> _DESCRIPTION OF THE TASK_: Scan the lines below for "JSON" and copy the matches.

> _INPUT_:
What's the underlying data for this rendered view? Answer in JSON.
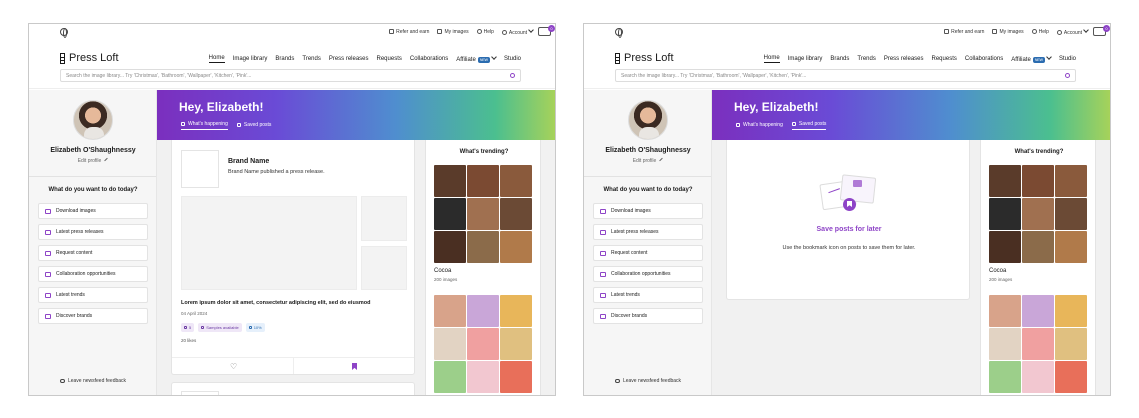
{
  "util": {
    "refer": "Refer and earn",
    "my_images": "My images",
    "help": "Help",
    "account": "Account",
    "cart_count": "0"
  },
  "brand": {
    "name": "Press Loft"
  },
  "nav": {
    "items": [
      "Home",
      "Image library",
      "Brands",
      "Trends",
      "Press releases",
      "Requests",
      "Collaborations"
    ],
    "affiliate": "Affiliate",
    "new_badge": "NEW",
    "studio": "Studio"
  },
  "search": {
    "placeholder": "Search the image library... Try 'Christmas', 'Bathroom', 'Wallpaper', 'Kitchen', 'Pink'..."
  },
  "profile": {
    "name": "Elizabeth O'Shaughnessy",
    "edit": "Edit profile"
  },
  "sidebar": {
    "heading": "What do you want to do today?",
    "actions": [
      "Download images",
      "Latest press releases",
      "Request content",
      "Collaboration opportunities",
      "Latest trends",
      "Discover brands"
    ],
    "feedback": "Leave newsfeed feedback"
  },
  "hero": {
    "greeting": "Hey, Elizabeth!",
    "tab_happening": "What's happening",
    "tab_saved": "Saved posts"
  },
  "post": {
    "brand_name": "Brand Name",
    "brand_sub": "Brand Name published a press release.",
    "title": "Lorem ipsum dolor sit amet, consectetur adipiscing elit, sed do eiusmod",
    "date": "04 April 2024",
    "chip_images": "5",
    "chip_samples": "Samples available",
    "chip_discount": "10%",
    "likes": "20 likes"
  },
  "saved": {
    "title": "Save posts for later",
    "desc": "Use the bookmark icon on posts to save them for later."
  },
  "trending": {
    "heading": "What's trending?",
    "collection_name": "Cocoa",
    "collection_count": "200 images"
  },
  "colors": {
    "accent": "#8e44c7",
    "cocoa_swatches": [
      "#5a3b2a",
      "#7b4a32",
      "#8a5a3c",
      "#2b2b2b",
      "#a07050",
      "#6b4a35",
      "#4a2f22",
      "#8b6b4a",
      "#b07a4a"
    ],
    "pastel_swatches": [
      "#d8a38a",
      "#c9a6d8",
      "#e8b65a",
      "#e2d3c3",
      "#f0a0a0",
      "#e0c080",
      "#9ccf8a",
      "#f2c7d0",
      "#e86f5a"
    ]
  }
}
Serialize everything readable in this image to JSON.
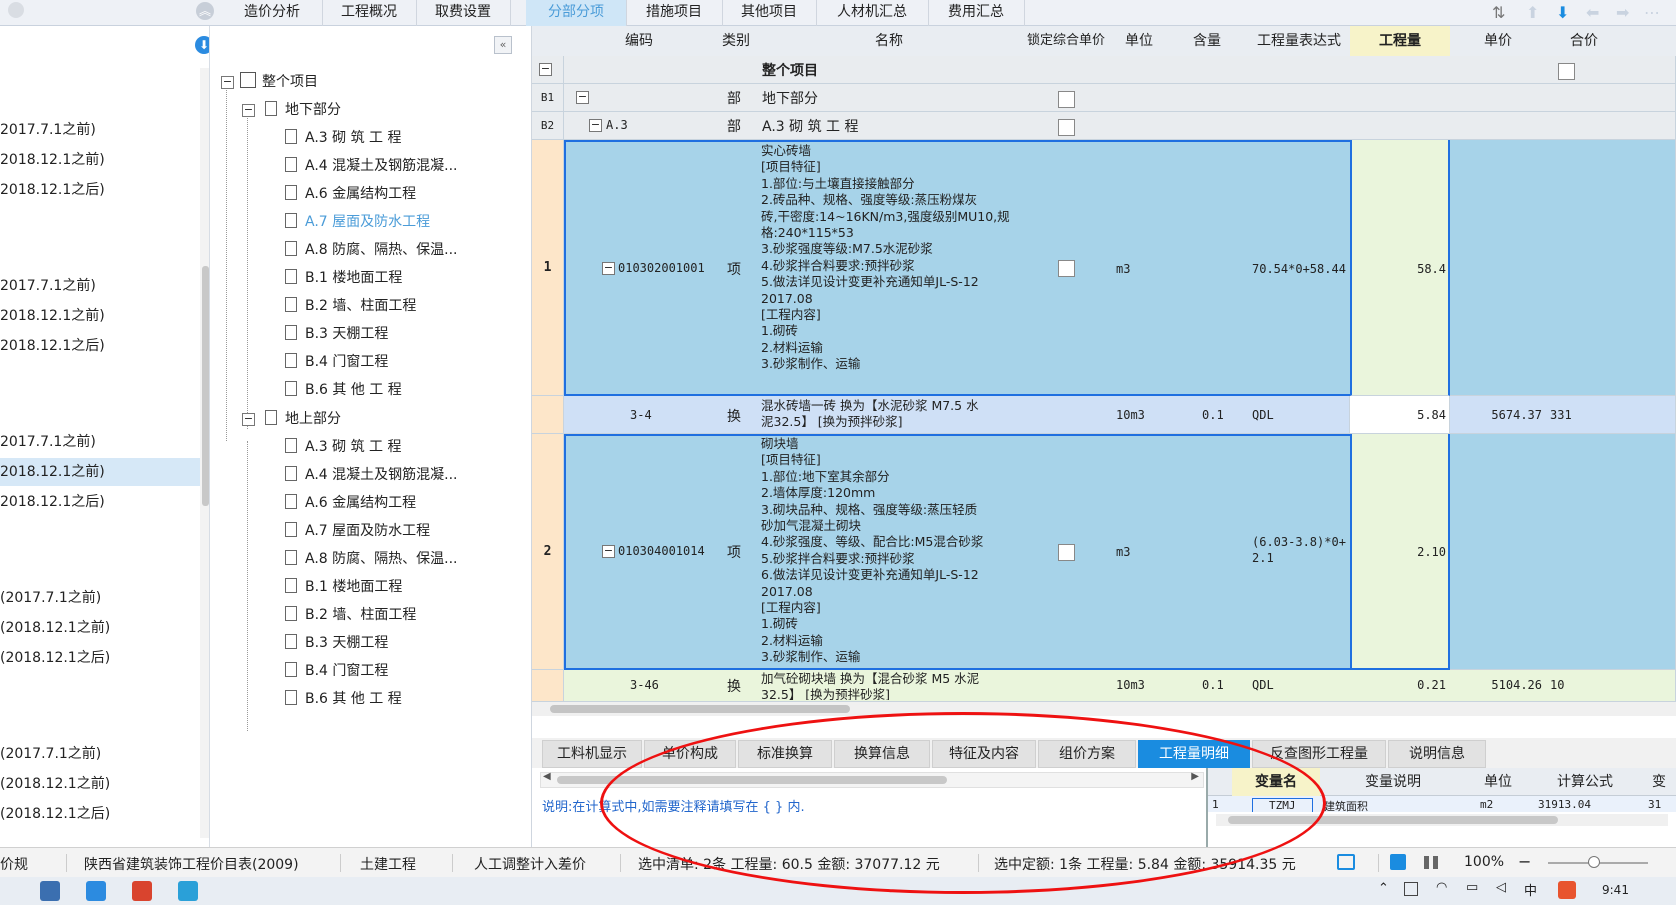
{
  "topbar": {
    "tabs": [
      "造价分析",
      "工程概况",
      "取费设置",
      "分部分项",
      "措施项目",
      "其他项目",
      "人材机汇总",
      "费用汇总"
    ],
    "active": "分部分项"
  },
  "leftpane": {
    "rows": [
      "2017.7.1之前)",
      "2018.12.1之前)",
      "2018.12.1之后)",
      "2017.7.1之前)",
      "2018.12.1之前)",
      "2018.12.1之后)",
      "2017.7.1之前)",
      "2018.12.1之前)",
      "2018.12.1之后)",
      "(2017.7.1之前)",
      "(2018.12.1之前)",
      "(2018.12.1之后)",
      "(2017.7.1之前)",
      "(2018.12.1之前)",
      "(2018.12.1之后)"
    ]
  },
  "tree": {
    "root": "整个项目",
    "underground": {
      "label": "地下部分",
      "items": [
        "A.3  砌 筑 工 程",
        "A.4  混凝土及钢筋混凝...",
        "A.6  金属结构工程",
        "A.7  屋面及防水工程",
        "A.8  防腐、隔热、保温...",
        "B.1  楼地面工程",
        "B.2  墙、柱面工程",
        "B.3  天棚工程",
        "B.4  门窗工程",
        "B.6  其 他 工 程"
      ]
    },
    "aboveground": {
      "label": "地上部分",
      "items": [
        "A.3  砌 筑 工 程",
        "A.4  混凝土及钢筋混凝...",
        "A.6  金属结构工程",
        "A.7  屋面及防水工程",
        "A.8  防腐、隔热、保温...",
        "B.1  楼地面工程",
        "B.2  墙、柱面工程",
        "B.3  天棚工程",
        "B.4  门窗工程",
        "B.6  其 他 工 程"
      ]
    }
  },
  "grid": {
    "headers": [
      "编码",
      "类别",
      "名称",
      "锁定综合单价",
      "单位",
      "含量",
      "工程量表达式",
      "工程量",
      "单价",
      "合价"
    ],
    "row_root": {
      "name": "整个项目"
    },
    "row_b1": {
      "idx": "B1",
      "cat": "部",
      "name": "地下部分"
    },
    "row_b2": {
      "idx": "B2",
      "code": "A.3",
      "cat": "部",
      "name": "A.3  砌 筑 工 程"
    },
    "row1": {
      "idx": "1",
      "code": "010302001001",
      "cat": "项",
      "unit": "m3",
      "expr": "70.54*0+58.44",
      "qty": "58.4",
      "name": [
        "实心砖墙",
        "[项目特征]",
        "1.部位:与土壤直接接触部分",
        "2.砖品种、规格、强度等级:蒸压粉煤灰",
        "砖,干密度:14~16KN/m3,强度级别MU10,规",
        "格:240*115*53",
        "3.砂浆强度等级:M7.5水泥砂浆",
        "4.砂浆拌合料要求:预拌砂浆",
        "5.做法详见设计变更补充通知单JL-S-12",
        "2017.08",
        "[工程内容]",
        "1.砌砖",
        "2.材料运输",
        "3.砂浆制作、运输"
      ]
    },
    "row1sub": {
      "code": "3-4",
      "cat": "换",
      "name": [
        "混水砖墙一砖  换为【水泥砂浆 M7.5 水",
        "泥32.5】  [换为预拌砂浆]"
      ],
      "unit": "10m3",
      "content": "0.1",
      "expr": "QDL",
      "qty": "5.84",
      "price": "5674.37",
      "total": "331"
    },
    "row2": {
      "idx": "2",
      "code": "010304001014",
      "cat": "项",
      "unit": "m3",
      "expr": "(6.03-3.8)*0+2.1",
      "qty": "2.10",
      "name": [
        "砌块墙",
        "[项目特征]",
        "1.部位:地下室其余部分",
        "2.墙体厚度:120mm",
        "3.砌块品种、规格、强度等级:蒸压轻质",
        "砂加气混凝土砌块",
        "4.砂浆强度、等级、配合比:M5混合砂浆",
        "5.砂浆拌合料要求:预拌砂浆",
        "6.做法详见设计变更补充通知单JL-S-12",
        "2017.08",
        "[工程内容]",
        "1.砌砖",
        "2.材料运输",
        "3.砂浆制作、运输"
      ]
    },
    "row2sub": {
      "code": "3-46",
      "cat": "换",
      "name": [
        "加气砼砌块墙  换为【混合砂浆 M5 水泥",
        "32.5】 [换为预拌砂浆]"
      ],
      "unit": "10m3",
      "content": "0.1",
      "expr": "QDL",
      "qty": "0.21",
      "price": "5104.26",
      "total": "10"
    }
  },
  "lowtabs": {
    "tabs": [
      "工料机显示",
      "单价构成",
      "标准换算",
      "换算信息",
      "特征及内容",
      "组价方案",
      "工程量明细",
      "反查图形工程量",
      "说明信息"
    ],
    "active": "工程量明细"
  },
  "detail": {
    "note": "说明:在计算式中,如需要注释请填写在 { } 内.",
    "headers": [
      "变量名",
      "变量说明",
      "单位",
      "计算公式",
      "变"
    ],
    "row": {
      "idx": "1",
      "var": "TZMJ",
      "desc": "建筑面积",
      "unit": "m2",
      "formula": "31913.04",
      "extra": "31"
    }
  },
  "status": {
    "items": [
      "价规",
      "陕西省建筑装饰工程价目表(2009)",
      "土建工程",
      "人工调整计入差价"
    ],
    "sel_list": "选中清单: 2条  工程量: 60.5  金额: 37077.12 元",
    "sel_quota": "选中定额: 1条  工程量: 5.84  金额: 35914.35 元",
    "zoom": "100%"
  },
  "taskbar": {
    "time": "9:41"
  },
  "colors": {
    "accent": "#1a8ce0",
    "selected_blue": "#a7d3e9",
    "annotation": "#e11111"
  }
}
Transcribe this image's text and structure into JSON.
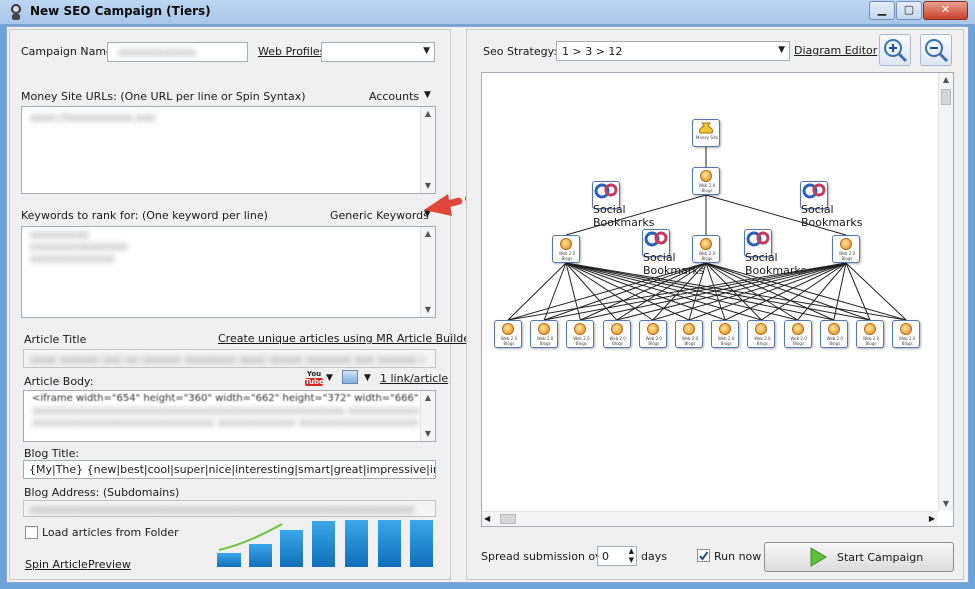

> _WRITTEN ANSWER_:
What's the underlying data for this rendered view? Answer in JSON.
Serialize everything readable in this image to JSON.
Transcribe this image's text and structure into JSON.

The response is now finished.